> **TASK DIRECTIONS**
Within the entries below, find each line containing the word "oder" and copy it.

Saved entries

Content starts

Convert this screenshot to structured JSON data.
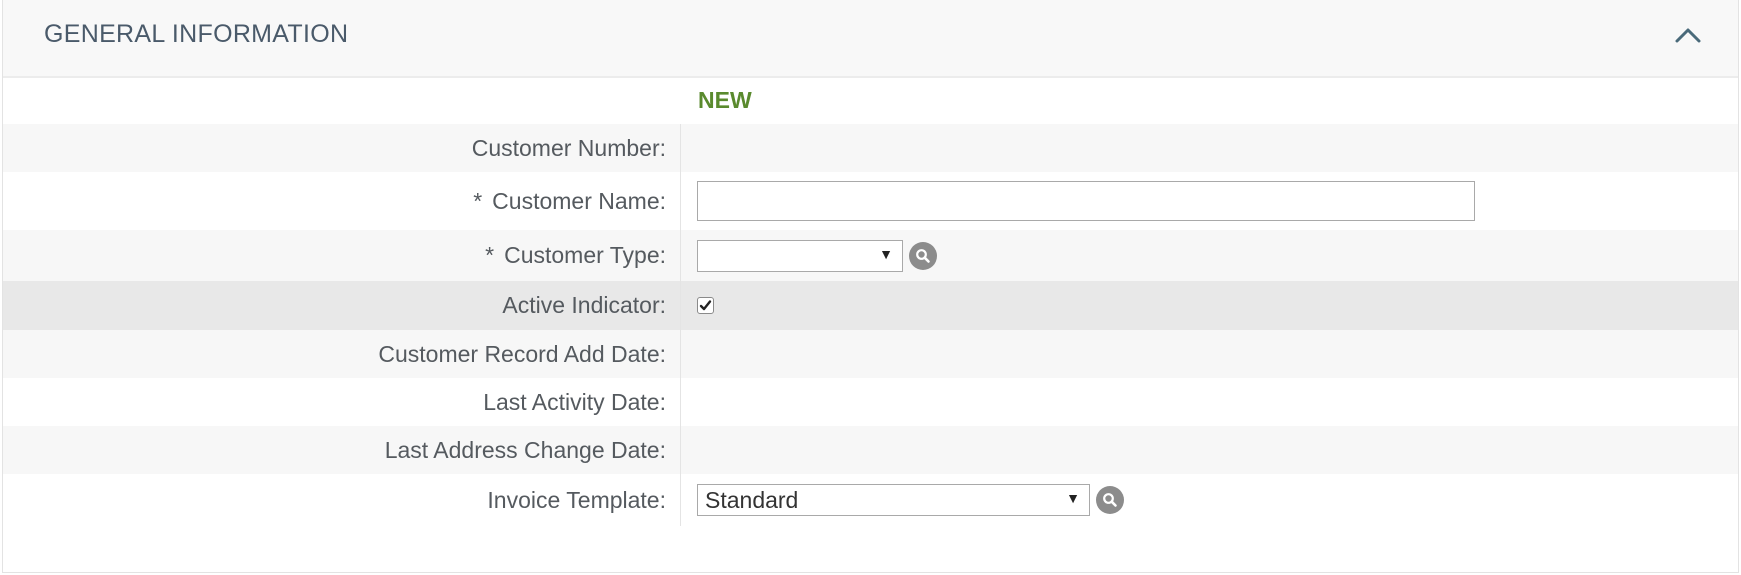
{
  "section": {
    "title": "GENERAL INFORMATION",
    "collapse_icon": "chevron-up-icon"
  },
  "status": "NEW",
  "fields": {
    "customer_number": {
      "label": "Customer Number:",
      "value": ""
    },
    "customer_name": {
      "required_mark": "*",
      "label": "Customer Name:",
      "value": ""
    },
    "customer_type": {
      "required_mark": "*",
      "label": "Customer Type:",
      "selected": "",
      "lookup_icon": "search-icon"
    },
    "active_indicator": {
      "label": "Active Indicator:",
      "checked": true
    },
    "record_add_date": {
      "label": "Customer Record Add Date:",
      "value": ""
    },
    "last_activity_date": {
      "label": "Last Activity Date:",
      "value": ""
    },
    "last_address_change_date": {
      "label": "Last Address Change Date:",
      "value": ""
    },
    "invoice_template": {
      "label": "Invoice Template:",
      "selected": "Standard",
      "lookup_icon": "search-icon"
    }
  },
  "colors": {
    "status_green": "#5a8a2e",
    "header_text": "#4a5a6a",
    "label_text": "#555a5f"
  }
}
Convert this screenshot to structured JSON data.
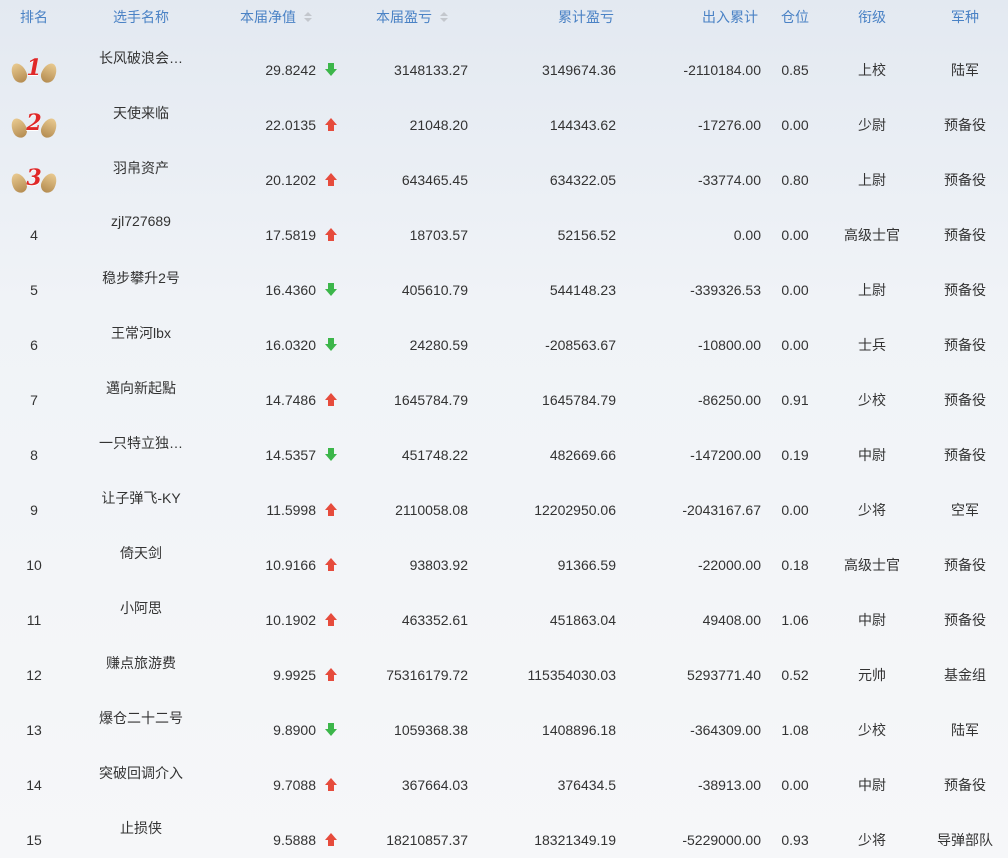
{
  "headers": {
    "rank": "排名",
    "name": "选手名称",
    "nav": "本届净值",
    "pnl": "本届盈亏",
    "cum_pnl": "累计盈亏",
    "flow": "出入累计",
    "position": "仓位",
    "grade": "衔级",
    "branch": "军种"
  },
  "colors": {
    "header_text": "#4a82c5",
    "up": "#e64b3c",
    "down": "#3cb64a",
    "medal_number": "#e02828"
  },
  "rows": [
    {
      "rank": "1",
      "name": "长风破浪会…",
      "nav": "29.8242",
      "trend": "down",
      "pnl": "3148133.27",
      "cum": "3149674.36",
      "flow": "-2110184.00",
      "pos": "0.85",
      "grade": "上校",
      "branch": "陆军"
    },
    {
      "rank": "2",
      "name": "天使来临",
      "nav": "22.0135",
      "trend": "up",
      "pnl": "21048.20",
      "cum": "144343.62",
      "flow": "-17276.00",
      "pos": "0.00",
      "grade": "少尉",
      "branch": "预备役"
    },
    {
      "rank": "3",
      "name": "羽帛资产",
      "nav": "20.1202",
      "trend": "up",
      "pnl": "643465.45",
      "cum": "634322.05",
      "flow": "-33774.00",
      "pos": "0.80",
      "grade": "上尉",
      "branch": "预备役"
    },
    {
      "rank": "4",
      "name": "zjl727689",
      "nav": "17.5819",
      "trend": "up",
      "pnl": "18703.57",
      "cum": "52156.52",
      "flow": "0.00",
      "pos": "0.00",
      "grade": "高级士官",
      "branch": "预备役"
    },
    {
      "rank": "5",
      "name": "稳步攀升2号",
      "nav": "16.4360",
      "trend": "down",
      "pnl": "405610.79",
      "cum": "544148.23",
      "flow": "-339326.53",
      "pos": "0.00",
      "grade": "上尉",
      "branch": "预备役"
    },
    {
      "rank": "6",
      "name": "王常河lbx",
      "nav": "16.0320",
      "trend": "down",
      "pnl": "24280.59",
      "cum": "-208563.67",
      "flow": "-10800.00",
      "pos": "0.00",
      "grade": "士兵",
      "branch": "预备役"
    },
    {
      "rank": "7",
      "name": "邁向新起點",
      "nav": "14.7486",
      "trend": "up",
      "pnl": "1645784.79",
      "cum": "1645784.79",
      "flow": "-86250.00",
      "pos": "0.91",
      "grade": "少校",
      "branch": "预备役"
    },
    {
      "rank": "8",
      "name": "一只特立独…",
      "nav": "14.5357",
      "trend": "down",
      "pnl": "451748.22",
      "cum": "482669.66",
      "flow": "-147200.00",
      "pos": "0.19",
      "grade": "中尉",
      "branch": "预备役"
    },
    {
      "rank": "9",
      "name": "让子弹飞-KY",
      "nav": "11.5998",
      "trend": "up",
      "pnl": "2110058.08",
      "cum": "12202950.06",
      "flow": "-2043167.67",
      "pos": "0.00",
      "grade": "少将",
      "branch": "空军"
    },
    {
      "rank": "10",
      "name": "倚天剑",
      "nav": "10.9166",
      "trend": "up",
      "pnl": "93803.92",
      "cum": "91366.59",
      "flow": "-22000.00",
      "pos": "0.18",
      "grade": "高级士官",
      "branch": "预备役"
    },
    {
      "rank": "11",
      "name": "小阿思",
      "nav": "10.1902",
      "trend": "up",
      "pnl": "463352.61",
      "cum": "451863.04",
      "flow": "49408.00",
      "pos": "1.06",
      "grade": "中尉",
      "branch": "预备役"
    },
    {
      "rank": "12",
      "name": "赚点旅游费",
      "nav": "9.9925",
      "trend": "up",
      "pnl": "75316179.72",
      "cum": "115354030.03",
      "flow": "5293771.40",
      "pos": "0.52",
      "grade": "元帅",
      "branch": "基金组"
    },
    {
      "rank": "13",
      "name": "爆仓二十二号",
      "nav": "9.8900",
      "trend": "down",
      "pnl": "1059368.38",
      "cum": "1408896.18",
      "flow": "-364309.00",
      "pos": "1.08",
      "grade": "少校",
      "branch": "陆军"
    },
    {
      "rank": "14",
      "name": "突破回调介入",
      "nav": "9.7088",
      "trend": "up",
      "pnl": "367664.03",
      "cum": "376434.5",
      "flow": "-38913.00",
      "pos": "0.00",
      "grade": "中尉",
      "branch": "预备役"
    },
    {
      "rank": "15",
      "name": "止损侠",
      "nav": "9.5888",
      "trend": "up",
      "pnl": "18210857.37",
      "cum": "18321349.19",
      "flow": "-5229000.00",
      "pos": "0.93",
      "grade": "少将",
      "branch": "导弹部队"
    }
  ]
}
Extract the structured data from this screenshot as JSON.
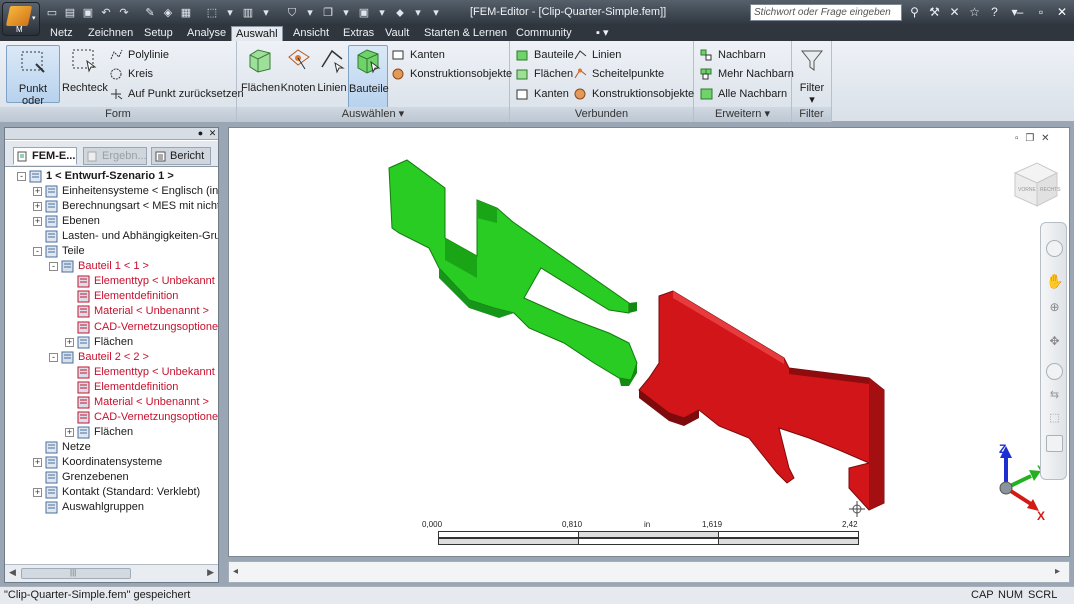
{
  "window": {
    "title": "[FEM-Editor - [Clip-Quarter-Simple.fem]]",
    "app_button_label": "M",
    "search_placeholder": "Stichwort oder Frage eingeben"
  },
  "menu_tabs": [
    "Netz",
    "Zeichnen",
    "Setup",
    "Analyse",
    "Auswahl",
    "Ansicht",
    "Extras",
    "Vault",
    "Starten & Lernen",
    "Community"
  ],
  "active_tab": "Auswahl",
  "ribbon": {
    "form": {
      "title": "Form",
      "big_buttons": [
        "Punkt oder Rechteck",
        "Rechteck"
      ],
      "small_buttons": [
        "Polylinie",
        "Kreis",
        "Auf Punkt zurücksetzen"
      ]
    },
    "auswaehlen": {
      "title": "Auswählen",
      "big_buttons": [
        "Flächen",
        "Knoten",
        "Linien",
        "Bauteile"
      ],
      "small_buttons": [
        "Kanten",
        "Konstruktionsobjekte"
      ]
    },
    "verbunden": {
      "title": "Verbunden",
      "small_buttons": [
        "Bauteile",
        "Linien",
        "Flächen",
        "Scheitelpunkte",
        "Kanten",
        "Konstruktionsobjekte"
      ]
    },
    "erweitern": {
      "title": "Erweitern",
      "small_buttons": [
        "Nachbarn",
        "Mehr Nachbarn",
        "Alle Nachbarn"
      ]
    },
    "filter": {
      "title": "Filter",
      "big_button": "Filter"
    }
  },
  "browser": {
    "tabs": [
      "FEM-E...",
      "Ergebn...",
      "Bericht"
    ],
    "tree": [
      {
        "label": "1 < Entwurf-Szenario 1 >",
        "level": 0,
        "bold": true,
        "toggle": "-",
        "red": false
      },
      {
        "label": "Einheitensysteme < Englisch (in) >",
        "level": 1,
        "toggle": "+",
        "red": false
      },
      {
        "label": "Berechnungsart < MES mit nichtlin",
        "level": 1,
        "toggle": "+",
        "red": false
      },
      {
        "label": "Ebenen",
        "level": 1,
        "toggle": "+",
        "red": false
      },
      {
        "label": "Lasten- und Abhängigkeiten-Grup",
        "level": 1,
        "toggle": "",
        "red": false
      },
      {
        "label": "Teile",
        "level": 1,
        "toggle": "-",
        "red": false
      },
      {
        "label": "Bauteil 1 < 1 >",
        "level": 2,
        "toggle": "-",
        "red": true
      },
      {
        "label": "Elementtyp < Unbekannt >",
        "level": 3,
        "toggle": "",
        "red": true
      },
      {
        "label": "Elementdefinition",
        "level": 3,
        "toggle": "",
        "red": true
      },
      {
        "label": "Material < Unbenannt >",
        "level": 3,
        "toggle": "",
        "red": true
      },
      {
        "label": "CAD-Vernetzungsoptionen",
        "level": 3,
        "toggle": "",
        "red": true
      },
      {
        "label": "Flächen",
        "level": 3,
        "toggle": "+",
        "red": false
      },
      {
        "label": "Bauteil 2 < 2 >",
        "level": 2,
        "toggle": "-",
        "red": true
      },
      {
        "label": "Elementtyp < Unbekannt >",
        "level": 3,
        "toggle": "",
        "red": true
      },
      {
        "label": "Elementdefinition",
        "level": 3,
        "toggle": "",
        "red": true
      },
      {
        "label": "Material < Unbenannt >",
        "level": 3,
        "toggle": "",
        "red": true
      },
      {
        "label": "CAD-Vernetzungsoptionen",
        "level": 3,
        "toggle": "",
        "red": true
      },
      {
        "label": "Flächen",
        "level": 3,
        "toggle": "+",
        "red": false
      },
      {
        "label": "Netze",
        "level": 1,
        "toggle": "",
        "red": false
      },
      {
        "label": "Koordinatensysteme",
        "level": 1,
        "toggle": "+",
        "red": false
      },
      {
        "label": "Grenzebenen",
        "level": 1,
        "toggle": "",
        "red": false
      },
      {
        "label": "Kontakt (Standard: Verklebt)",
        "level": 1,
        "toggle": "+",
        "red": false
      },
      {
        "label": "Auswahlgruppen",
        "level": 1,
        "toggle": "",
        "red": false
      }
    ]
  },
  "viewport": {
    "scale": {
      "ticks": [
        "0,000",
        "0,810",
        "in",
        "1,619",
        "2,42"
      ]
    },
    "viewcube_labels": [
      "VORNE",
      "RECHTS"
    ],
    "axes": {
      "x": "X",
      "y": "Y",
      "z": "Z"
    },
    "part_colors": {
      "part1": "#22d21e",
      "part2": "#d0121a"
    }
  },
  "status": {
    "message": "\"Clip-Quarter-Simple.fem\" gespeichert",
    "indicators": [
      "CAP",
      "NUM",
      "SCRL"
    ]
  }
}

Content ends

> **RESULT OF THE TASK**
    "search_placeholder": "Stichwort oder Frage eingeben"
        "Punkt oder Rechteck",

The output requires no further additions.